A life sciences innovation district in Dundee could be centred on the current Technopole, between Hawkhill and Blackness Road. Other potential assets that could be marketed include SE owned land at the Medipark, public and privately-owned land and property at the Technology Park and the new Tay Cities Region Deal funded facilities at the James Hutton Institute.
Councillors will be told that the university has commissioned specialist property advisors with significant experience in life sciences to carry out initial market testing and the early response has been positive.
Professor Iain Gillespie, principal of the University of Dundee, said: “The outstanding depth, breadth and quality of life sciences research in Dundee and the Tay Cities region is generating new companies in biotechnology, therapeutics, medical technology, informatics and artificial intelligence. This is happening at pace and bringing with it significant investment.
“The Life Sciences Innovation District concept is designed to support all our private and public sector stakeholders and to make our region one of the ‘go to’ places for life sciences innovation and commercialisation. The opportunities to improve the regional economy and to bring and sustain quality jobs for our citizens are very exciting. I believe our future is very bright.”
Professor Colin Campbell, Chief Executive of the James Hutton Institute, added: “Critical mass is a factor and an attractor for businesses and organisations. Co-location and interaction drives invention and impact, so joined up thinking to market and develop existing and additional hot spots of activity is vital across the breadth of the sector locally.”
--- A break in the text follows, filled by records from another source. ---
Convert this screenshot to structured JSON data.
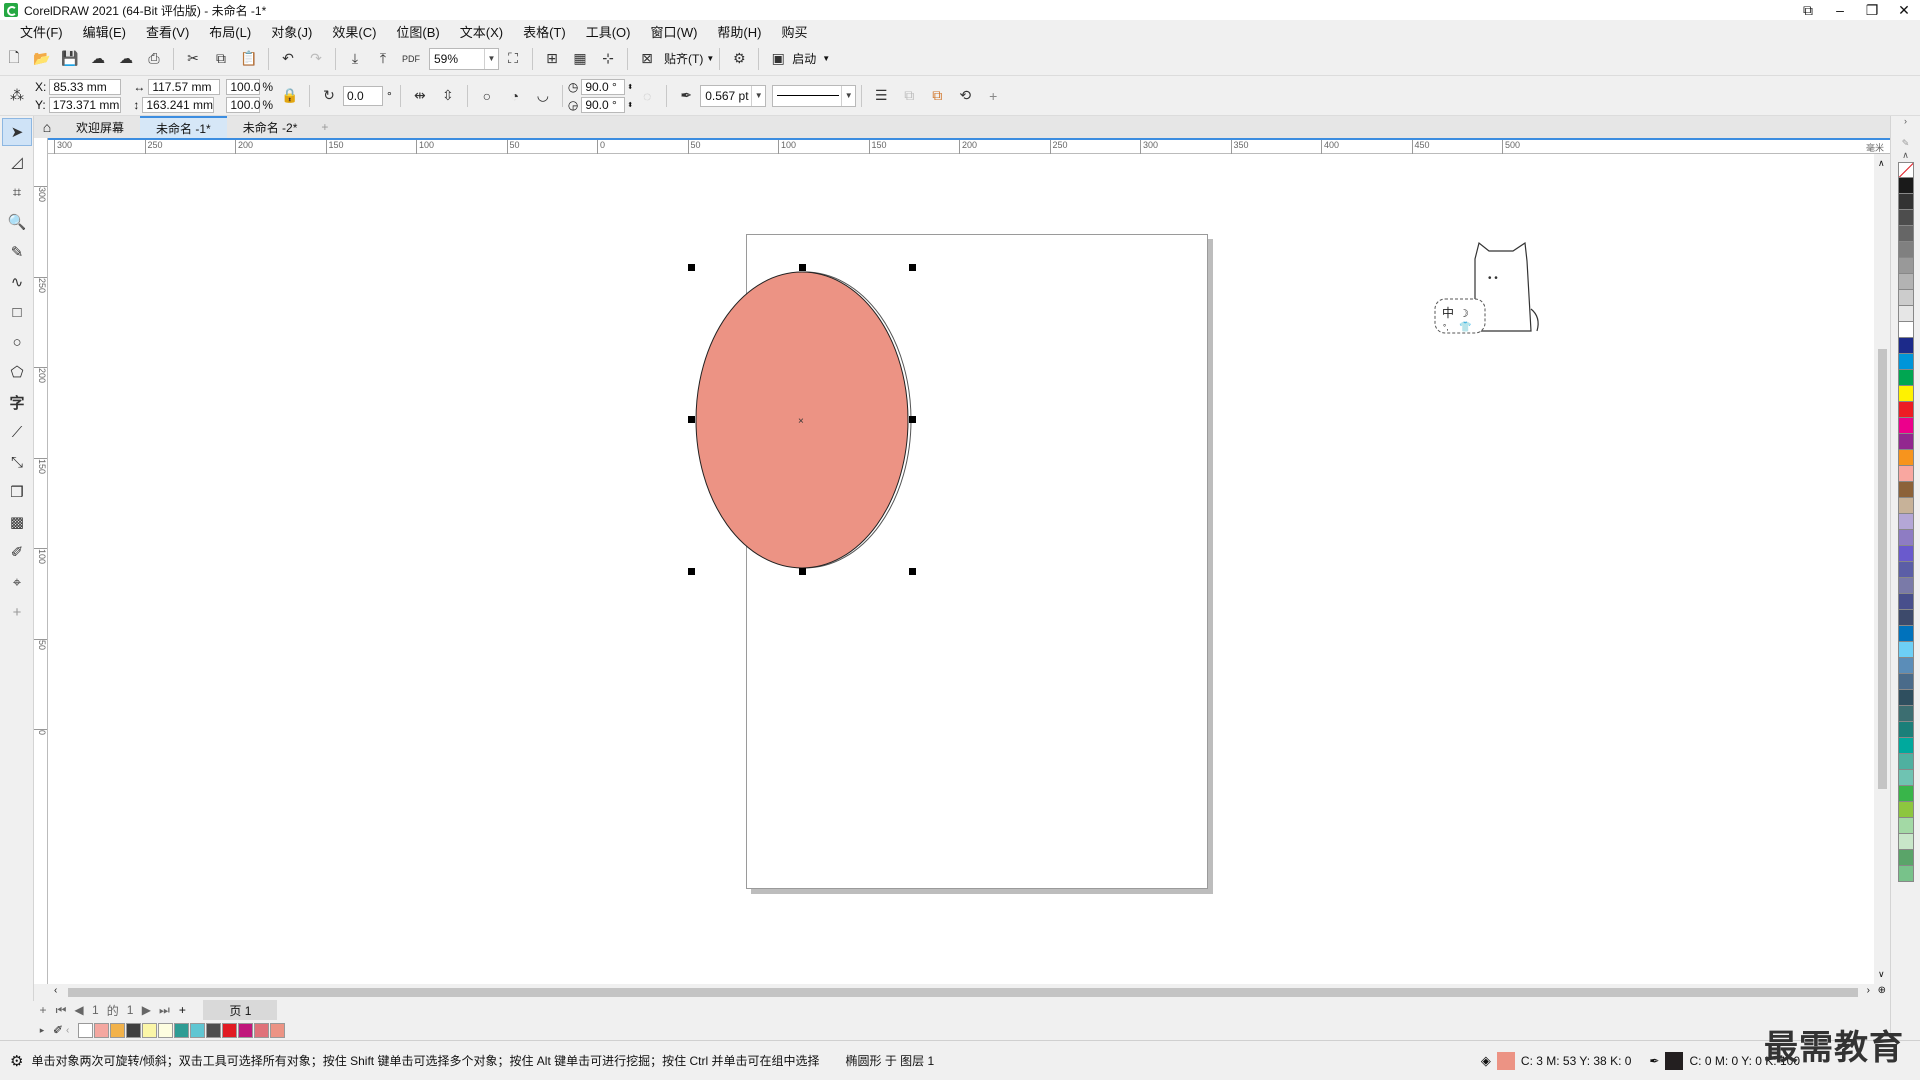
{
  "window": {
    "title": "CorelDRAW 2021 (64-Bit 评估版) - 未命名 -1*"
  },
  "menu": [
    "文件(F)",
    "编辑(E)",
    "查看(V)",
    "布局(L)",
    "对象(J)",
    "效果(C)",
    "位图(B)",
    "文本(X)",
    "表格(T)",
    "工具(O)",
    "窗口(W)",
    "帮助(H)",
    "购买"
  ],
  "toolbar": {
    "zoom": "59%",
    "snap_label": "贴齐(T)",
    "launch_label": "启动"
  },
  "props": {
    "x_label": "X:",
    "x": "85.33 mm",
    "y_label": "Y:",
    "y": "173.371 mm",
    "width": "117.57 mm",
    "height": "163.241 mm",
    "scale_x": "100.0",
    "scale_y": "100.0",
    "percent": "%",
    "rotation": "0.0",
    "degree_symbol": "°",
    "start_angle": "90.0 °",
    "end_angle": "90.0 °",
    "outline_width": "0.567 pt"
  },
  "tabs": [
    "欢迎屏幕",
    "未命名 -1*",
    "未命名 -2*"
  ],
  "ruler": {
    "h_ticks": [
      "300",
      "250",
      "200",
      "150",
      "100",
      "50",
      "0",
      "50",
      "100",
      "150",
      "200",
      "250",
      "300",
      "350",
      "400",
      "450",
      "500"
    ],
    "h_unit": "毫米",
    "v_ticks": [
      "300",
      "250",
      "200",
      "150",
      "100",
      "50",
      "0"
    ]
  },
  "pagenav": {
    "current": "1",
    "of": "的",
    "total": "1",
    "page_tab": "页 1"
  },
  "status": {
    "hint": "单击对象两次可旋转/倾斜；双击工具可选择所有对象；按住 Shift 键单击可选择多个对象；按住 Alt 键单击可进行挖掘；按住 Ctrl 并单击可在组中选择",
    "object_info": "椭圆形 于 图层 1",
    "fill_cmyk": "C: 3 M: 53 Y: 38 K: 0",
    "outline_cmyk": "C: 0 M: 0 Y: 0 K: 100"
  },
  "ime": {
    "label": "中"
  },
  "watermark": "最需教育",
  "colors": {
    "ellipse_fill": "#ec9384",
    "accent": "#3c8de0",
    "doc_palette": [
      "#ffffff",
      "#f4a7a0",
      "#f2b24a",
      "#3f3f3f",
      "#fbf6a8",
      "#fdfde0",
      "#2e9c94",
      "#5fc6d2",
      "#4d4d4d",
      "#e11b23",
      "#c0177c",
      "#e0727a",
      "#ec9384"
    ],
    "right_palette": [
      "#1a1a1a",
      "#333333",
      "#4d4d4d",
      "#666666",
      "#808080",
      "#999999",
      "#b3b3b3",
      "#cccccc",
      "#e6e6e6",
      "#ffffff",
      "#1c2a8a",
      "#0095d9",
      "#00a651",
      "#fff200",
      "#ed1c24",
      "#ec008c",
      "#92278f",
      "#f7941d",
      "#f9a7a0",
      "#8c6239",
      "#c7b299",
      "#b4a7d6",
      "#8e7cc3",
      "#6a5acd",
      "#5b5ea6",
      "#7a7aa8",
      "#484f8c",
      "#3d4a6b",
      "#0072bc",
      "#6dcff6",
      "#5b8db8",
      "#4a6b8a",
      "#2f4f5f",
      "#3c6e71",
      "#1b7f79",
      "#00a99d",
      "#4fb0a0",
      "#6fc3b2",
      "#39b54a",
      "#8dc63f",
      "#a3d9a5",
      "#c8e6c9",
      "#5aa469",
      "#78c28a"
    ]
  }
}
For more details about the plans, read the full press release on the Dundee City Council website.